I have battery-powered lamps on my bike: a red taillight, which can be set to blink obnoxiously, and a white LED headlight which can also blink stroboscopically.  The headlight worked fine in the rain.  But the taillight ... after a while, it got partly filled with rainwater and worked only intermittently.  In the gray, low-visibility surroundings, I wasn't liking that; it seemed like a substantial safety issue.  I also didn't feel good about how few riders were participating.  In a large, organized ride with one or two thousand riders, you always have more than a few in sight, and there's a "critical mass" of you on the road that makes you safer, as the drivers pretty much have to be aware that there's a cycle event underway.  But on Saturday, there were so few of us that each rider was like an eccentric individual.  For each car that passed me, I had the feeling that there was a good chance I was the first cyclist the driver had seen that day; and if I was hard to see, well, that's potentially not good.

So, a little before noon I re-entered downtown Frankfort.  The major food for the whole ride was located there, at the Church of the Ascension, the home of a Greek Orthodox congregation founded, according to a banner I was admiring, in 1836.  I ate my lunch standing up (the chairs in the fellowship hall were upholstered, and I didn't feel like sitting my dripping-wet butt down on one), and listened to the talk around me, and it seemed nearly unanimous: no one was electing to ride a second lap.  Someone had seen a radar map that showed an intense thunderstorm cell in Louisville that was heading our way.  I thought about how the course would be if, instead of a hundred riders stretched out along it, there were only ten or twenty.  I thought about my now non-working taillight.  I thought about the possibility of upcoming thunder and lightning.  And, yes, I must admit that I thought about the cyclist who was killed last month in the Horsey Hundred, not so far from here.  Then I joined the discretion-is-the-better-part-of-valor crowd, checked in my 51 miles at the KCC table, and started to leave.  Then I thought: wait a minute, I should dig out my cell phone and take a picture of that gorgeous stained-glass window.  And I did that thing.

Somebody did some awfully nice work.  Sorry I kind of cut the top off.  I should've backed up another few steps.
You know, most days, it doesn't rain.  I'm going to appreciate those days more, going forward.

An Occasional Ray of Hope

A couple of years ago, I purchased a custom bumper sticker online from Cafe Press and put it on the rear window of my pickup truck's cab.  At the time, I assumed that my truck would quickly be keyed, and that I'd see many fists shaken, and many one-finger salutes, from the Real, Red-State 'Murkins among whom I live.

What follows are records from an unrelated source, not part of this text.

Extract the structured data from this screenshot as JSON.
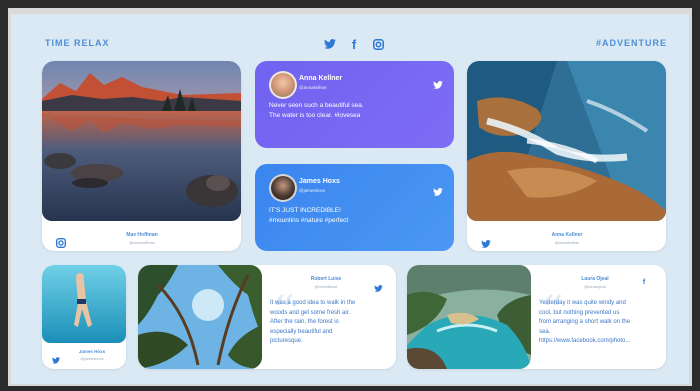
{
  "header": {
    "brand_left": "TIME RELAX",
    "brand_right": "#ADVENTURE",
    "icons": [
      "twitter-icon",
      "facebook-icon",
      "instagram-icon"
    ]
  },
  "posts": {
    "p1": {
      "name": "Max Hoffman",
      "handle": "@maxhoffman",
      "source": "instagram-icon"
    },
    "p2": {
      "name": "Anna Kellner",
      "handle": "@annakellner",
      "message": "Never seen such a beautiful sea.\nThe water is too clear. #lovesea",
      "source": "twitter-icon"
    },
    "p3": {
      "name": "James Hoxs",
      "handle": "@jameshoxs",
      "message": "IT'S JUST INCREDIBLE!\n#mountins #nature #perfect",
      "source": "twitter-icon"
    },
    "p4": {
      "name": "Anna Kellner",
      "handle": "@annakellner",
      "source": "twitter-icon"
    },
    "p5": {
      "name": "James Hoxs",
      "handle": "@jameshoxs",
      "source": "twitter-icon"
    },
    "p6": {
      "name": "Robert Luise",
      "handle": "@robertluise",
      "message": "It was a good idea to walk in the\nwoods and get some fresh air.\nAfter the rain, the forest is\nespecially beautiful and\npicturesque.",
      "source": "twitter-icon"
    },
    "p7": {
      "name": "Laura Ojeal",
      "handle": "@lauraojeal",
      "message": "Yesterday it was quite windy and\ncool, but nothing prevented us\nfrom arranging a short walk on the\nsea.\nhttps://www.facebook.com/photo...",
      "source": "facebook-icon"
    }
  },
  "colors": {
    "bg": "#dbe9f4",
    "accent": "#4f8fd6",
    "purple": "#7166ee",
    "blue": "#3f8ef0"
  }
}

Oddly, none of that has happened.  Perhaps I should say "that I know of" ... you see, the rusty paint on my truck is such that I'm not apt to notice a "key" job.  Somebody would need to use a chainsaw or a hammer and cold chisel, in all likelihood.  And I did have one lady pull up next to me at a stoplight and yell across to me that she liked the sticker, which was encouraging.  But this past Friday morning, I came out of the YMCA and jumped in my truck, and then noticed that someone had put a note under the wiper on my side.  Climbing out and retrieving it, I saw:

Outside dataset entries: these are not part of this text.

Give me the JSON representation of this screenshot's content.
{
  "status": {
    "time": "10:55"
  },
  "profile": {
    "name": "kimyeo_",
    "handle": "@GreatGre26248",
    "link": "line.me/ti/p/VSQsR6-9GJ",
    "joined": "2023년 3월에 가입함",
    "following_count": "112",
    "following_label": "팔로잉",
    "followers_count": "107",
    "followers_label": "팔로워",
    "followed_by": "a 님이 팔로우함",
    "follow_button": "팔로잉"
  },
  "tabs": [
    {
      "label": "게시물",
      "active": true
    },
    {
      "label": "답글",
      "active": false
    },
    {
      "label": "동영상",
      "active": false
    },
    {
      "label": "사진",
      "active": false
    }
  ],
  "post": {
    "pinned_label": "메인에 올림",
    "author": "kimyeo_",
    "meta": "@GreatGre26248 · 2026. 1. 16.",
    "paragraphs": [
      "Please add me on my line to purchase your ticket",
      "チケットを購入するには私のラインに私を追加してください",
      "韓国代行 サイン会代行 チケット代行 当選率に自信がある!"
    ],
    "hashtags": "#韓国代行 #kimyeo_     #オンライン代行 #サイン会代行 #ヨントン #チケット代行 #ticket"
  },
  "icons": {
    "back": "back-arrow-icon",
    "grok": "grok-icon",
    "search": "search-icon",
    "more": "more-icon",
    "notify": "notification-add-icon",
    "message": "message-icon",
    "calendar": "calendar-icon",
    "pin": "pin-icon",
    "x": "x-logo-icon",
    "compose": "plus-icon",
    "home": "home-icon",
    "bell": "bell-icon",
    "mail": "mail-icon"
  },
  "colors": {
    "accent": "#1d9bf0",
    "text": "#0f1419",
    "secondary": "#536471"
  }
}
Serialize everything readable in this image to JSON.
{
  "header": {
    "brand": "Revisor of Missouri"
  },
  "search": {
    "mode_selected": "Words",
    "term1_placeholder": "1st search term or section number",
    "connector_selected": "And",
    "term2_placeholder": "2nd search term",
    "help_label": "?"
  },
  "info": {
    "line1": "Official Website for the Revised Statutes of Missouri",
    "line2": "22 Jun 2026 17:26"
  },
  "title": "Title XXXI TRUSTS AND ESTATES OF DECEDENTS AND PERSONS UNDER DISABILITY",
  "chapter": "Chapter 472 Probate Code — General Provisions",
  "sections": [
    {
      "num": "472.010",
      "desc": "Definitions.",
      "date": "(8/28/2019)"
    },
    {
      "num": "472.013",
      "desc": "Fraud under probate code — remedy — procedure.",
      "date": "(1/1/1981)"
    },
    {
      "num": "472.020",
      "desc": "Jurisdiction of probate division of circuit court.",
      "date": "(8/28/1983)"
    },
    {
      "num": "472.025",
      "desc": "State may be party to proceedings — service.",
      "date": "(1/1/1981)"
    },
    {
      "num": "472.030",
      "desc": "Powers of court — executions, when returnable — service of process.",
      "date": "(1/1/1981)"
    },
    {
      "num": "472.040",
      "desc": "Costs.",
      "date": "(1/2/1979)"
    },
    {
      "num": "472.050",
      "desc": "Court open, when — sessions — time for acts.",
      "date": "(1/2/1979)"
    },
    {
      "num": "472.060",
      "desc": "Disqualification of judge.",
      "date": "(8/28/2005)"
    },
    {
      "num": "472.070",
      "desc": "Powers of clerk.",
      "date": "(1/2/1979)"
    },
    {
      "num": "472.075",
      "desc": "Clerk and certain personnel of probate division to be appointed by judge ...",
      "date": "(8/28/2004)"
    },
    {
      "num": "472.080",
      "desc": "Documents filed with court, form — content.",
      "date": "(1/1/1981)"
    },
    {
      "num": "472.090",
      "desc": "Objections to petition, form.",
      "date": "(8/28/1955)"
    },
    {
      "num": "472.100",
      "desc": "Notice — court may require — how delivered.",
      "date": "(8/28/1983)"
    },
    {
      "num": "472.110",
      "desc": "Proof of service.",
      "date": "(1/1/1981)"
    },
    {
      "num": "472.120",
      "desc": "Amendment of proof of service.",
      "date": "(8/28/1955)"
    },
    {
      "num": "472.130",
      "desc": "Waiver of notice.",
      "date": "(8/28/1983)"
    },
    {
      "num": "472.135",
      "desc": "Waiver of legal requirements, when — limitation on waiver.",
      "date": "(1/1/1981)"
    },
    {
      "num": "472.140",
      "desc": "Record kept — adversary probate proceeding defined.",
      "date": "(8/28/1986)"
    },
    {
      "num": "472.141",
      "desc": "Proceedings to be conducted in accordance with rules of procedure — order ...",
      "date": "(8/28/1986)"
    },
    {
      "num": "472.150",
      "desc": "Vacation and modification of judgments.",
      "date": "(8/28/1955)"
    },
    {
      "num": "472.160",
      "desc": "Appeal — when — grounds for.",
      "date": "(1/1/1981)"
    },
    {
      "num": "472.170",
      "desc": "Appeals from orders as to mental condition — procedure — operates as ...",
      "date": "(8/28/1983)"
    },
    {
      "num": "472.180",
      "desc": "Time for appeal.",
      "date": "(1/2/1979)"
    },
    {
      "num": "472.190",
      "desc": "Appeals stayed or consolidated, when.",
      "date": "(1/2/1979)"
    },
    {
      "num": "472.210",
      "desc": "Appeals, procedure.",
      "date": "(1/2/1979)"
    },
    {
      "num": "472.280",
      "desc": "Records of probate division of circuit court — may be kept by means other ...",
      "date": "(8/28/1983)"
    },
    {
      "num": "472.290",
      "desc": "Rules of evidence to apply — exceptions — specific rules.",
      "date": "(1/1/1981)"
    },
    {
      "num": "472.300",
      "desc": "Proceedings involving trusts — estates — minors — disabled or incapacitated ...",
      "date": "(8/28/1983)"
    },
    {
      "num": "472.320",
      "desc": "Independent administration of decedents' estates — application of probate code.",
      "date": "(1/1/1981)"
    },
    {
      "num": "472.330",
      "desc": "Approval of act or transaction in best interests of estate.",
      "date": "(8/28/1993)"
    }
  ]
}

Is that good, or what?

By the way, I have to say that, based on an extensive sample size of two, the women seem to be the ones who have some sense.  My hat's off to you ladies.

Saturday, June 06, 2015

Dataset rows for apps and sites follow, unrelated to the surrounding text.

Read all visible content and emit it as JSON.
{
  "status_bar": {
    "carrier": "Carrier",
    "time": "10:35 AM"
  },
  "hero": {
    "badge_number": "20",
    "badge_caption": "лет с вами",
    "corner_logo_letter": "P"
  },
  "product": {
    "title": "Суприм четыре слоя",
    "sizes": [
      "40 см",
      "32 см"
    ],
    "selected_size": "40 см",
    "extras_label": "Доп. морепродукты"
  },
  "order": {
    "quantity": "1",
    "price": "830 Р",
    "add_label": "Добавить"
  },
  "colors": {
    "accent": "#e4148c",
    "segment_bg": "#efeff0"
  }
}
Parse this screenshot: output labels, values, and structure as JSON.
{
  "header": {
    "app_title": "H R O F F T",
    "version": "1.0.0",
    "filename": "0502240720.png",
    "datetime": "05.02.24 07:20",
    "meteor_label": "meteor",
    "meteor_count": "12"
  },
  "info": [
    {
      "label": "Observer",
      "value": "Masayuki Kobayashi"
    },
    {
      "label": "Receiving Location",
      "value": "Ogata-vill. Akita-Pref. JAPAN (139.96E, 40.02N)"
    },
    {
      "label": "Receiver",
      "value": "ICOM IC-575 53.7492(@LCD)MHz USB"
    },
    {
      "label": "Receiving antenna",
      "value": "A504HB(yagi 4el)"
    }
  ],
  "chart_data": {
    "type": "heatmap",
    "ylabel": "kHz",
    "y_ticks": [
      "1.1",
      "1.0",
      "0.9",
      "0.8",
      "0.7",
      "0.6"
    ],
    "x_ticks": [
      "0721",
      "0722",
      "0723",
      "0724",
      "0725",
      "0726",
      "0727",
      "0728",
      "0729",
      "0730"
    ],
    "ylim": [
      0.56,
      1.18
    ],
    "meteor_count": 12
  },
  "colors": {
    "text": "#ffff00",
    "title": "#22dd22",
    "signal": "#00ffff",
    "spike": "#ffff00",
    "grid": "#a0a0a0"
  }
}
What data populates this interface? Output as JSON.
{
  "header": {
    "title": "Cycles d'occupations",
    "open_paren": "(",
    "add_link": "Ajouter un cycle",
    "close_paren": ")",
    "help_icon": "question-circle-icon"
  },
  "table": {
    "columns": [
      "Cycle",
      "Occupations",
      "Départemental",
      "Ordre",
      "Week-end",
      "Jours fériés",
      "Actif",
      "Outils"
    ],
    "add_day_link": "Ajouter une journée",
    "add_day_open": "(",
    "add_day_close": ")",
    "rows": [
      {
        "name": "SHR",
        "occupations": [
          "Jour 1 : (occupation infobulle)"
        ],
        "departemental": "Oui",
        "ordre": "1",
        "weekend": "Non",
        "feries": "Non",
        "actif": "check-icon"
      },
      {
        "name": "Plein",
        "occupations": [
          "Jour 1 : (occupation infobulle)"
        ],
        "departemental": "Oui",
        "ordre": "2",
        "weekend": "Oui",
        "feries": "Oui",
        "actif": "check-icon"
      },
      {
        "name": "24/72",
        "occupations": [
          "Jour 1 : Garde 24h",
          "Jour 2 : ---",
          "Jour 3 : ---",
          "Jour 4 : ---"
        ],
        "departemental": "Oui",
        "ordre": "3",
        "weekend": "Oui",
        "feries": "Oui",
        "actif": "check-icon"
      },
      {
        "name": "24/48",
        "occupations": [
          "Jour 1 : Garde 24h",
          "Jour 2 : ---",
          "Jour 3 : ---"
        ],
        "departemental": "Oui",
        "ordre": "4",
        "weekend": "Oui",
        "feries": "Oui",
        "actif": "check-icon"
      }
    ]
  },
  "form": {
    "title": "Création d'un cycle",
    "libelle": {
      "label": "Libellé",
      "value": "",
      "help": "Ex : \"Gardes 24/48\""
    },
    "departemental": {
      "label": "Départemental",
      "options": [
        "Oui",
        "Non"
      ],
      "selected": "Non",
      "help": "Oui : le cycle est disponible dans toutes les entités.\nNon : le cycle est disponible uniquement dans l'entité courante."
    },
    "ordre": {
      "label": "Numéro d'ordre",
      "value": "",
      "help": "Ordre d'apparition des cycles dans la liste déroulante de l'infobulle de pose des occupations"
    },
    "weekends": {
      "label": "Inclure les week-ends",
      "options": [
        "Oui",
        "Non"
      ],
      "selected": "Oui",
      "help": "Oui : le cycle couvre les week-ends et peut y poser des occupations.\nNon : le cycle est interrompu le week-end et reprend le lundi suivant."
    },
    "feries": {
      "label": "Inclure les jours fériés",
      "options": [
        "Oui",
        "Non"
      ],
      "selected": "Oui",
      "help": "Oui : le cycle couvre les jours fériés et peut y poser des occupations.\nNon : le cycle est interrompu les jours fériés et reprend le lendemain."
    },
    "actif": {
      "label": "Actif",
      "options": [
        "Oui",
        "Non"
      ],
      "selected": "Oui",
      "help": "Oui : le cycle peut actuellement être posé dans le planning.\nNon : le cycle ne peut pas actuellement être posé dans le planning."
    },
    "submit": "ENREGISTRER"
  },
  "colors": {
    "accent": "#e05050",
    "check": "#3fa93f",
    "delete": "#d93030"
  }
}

Goodbye, Facebook

I followed a link the other day to an interesting piece of writing -- where "interesting" includes a substantial element of "horrifying," that is.  As a result of my reading, I'm trying to do a few things to decrease my exposure to online surveillance, both governmental and corporate (not that there's any meaningful distinction between the two, of course).  Concerning Facebook, the author says:


Why: Many people in this world are lonely. “Free” social networks like Facebook are designed to capitalize on this. In return for helping you feel connected to others, they study you like a lab rat and turn you into a product. I’m not exaggerating. As the founder of Facebook said, “They ‘trust me’ – dumb fucks.” Meanwhile he surrounds his home with empty lots and hundreds of acres of undeveloped land.
Facebook’s “like” system is designed to reinforce whatever your existing beliefs are. Facebook is engineered to be a giant echo chamber which figures out what you like to hear so it can feed it to you. That’s how it hooks people.
It’s also the ultimate propaganda system. Recall Facebook’s notorious social engineering experiment which proved it could manipulate the mood of over half a million people by altering their feeds. The experiment received funding from the US Army Research office. The military funds research on the mass manipulation of a population’s mood? You don’t say.
As with Google, Facebook’s core business is mass surveillance. You’re the product, not the customer. Facebook collects and stores an insane amount of intel about every facet of your life. It not only tracks everywhere you go, it lets others track you too.
Facebook has developed software as accurate as the human brain to reveal your identity in any photo you or someone else uploads. And yes, even 4 years ago Facebook was tracking you and assembling hundreds of pages of intel on you even when you weren’t logged in. Now it’s thousands of pages, and the surveillance and analysis are much more sophisticated.
Every time people post photos of themselves and others to Facebook, Instagram (owned by Facebook), Twitter, Google, or other surveillance-based services, they are unwittingly building mass surveillance databases containing the details of people’s appearances, who they associate with, what they do, and when and where they’ve been.
A single innocuous photo can reveal a lot of information. Trillions of photos is a frightfully vast surveillance database to be exploited by regimes, corporations, and free agent bad guys. Mass surveillance depends on social media as a primary data source.
Every American technology mega-corp has backdoors. Snowden made it clear: Tech giants are surveillance proxies for the government. The government’s own top secret slide is worth repeating here as it just says it all.
NSA PRISM mass surveillance-industrial complex
The mass surveillance-industrial complex
To put it plainly, Facebook and other “free” social media services are mass surveillance roach motels. Free is the bait to get you in the door, and surveillance intel is used to hook you on the service so you can become a forever profitable product. Yes they are slickly marketed, convenient, and ultra-popular. They are also a trap and indispensable to the mass surveillance scaffolding. Check out of the roach motel.
In several ways, I'll miss Facebook.  It enabled me to re-connect with more than a few people with whom I hadn't communicated in decades.  But, with a "patriotic" pseudoholiday (Memorial Day) just being over, I'm aware of a side benefit of leaving the Facebook world: there's a great deal of crap that some of my Facebook friends love to "share" that will no longer be making my newsfeed a burden to me ... now that I no longer have a newsfeed.  Many, many exhortations to honor The Holy Troops.  Lots of people's convictions that the very existence of Muslims somehow victimizes them.  An astonishing number of people sharing waspishly-political crap from something called "I F--king Love Science" (and, you know, I really greatly doubt whether these folks have even so much as mild affection for actual, it-takes-work-and-mathematics-type science, sexually active or not).  Yes, kicking the FB habit will have its compensations.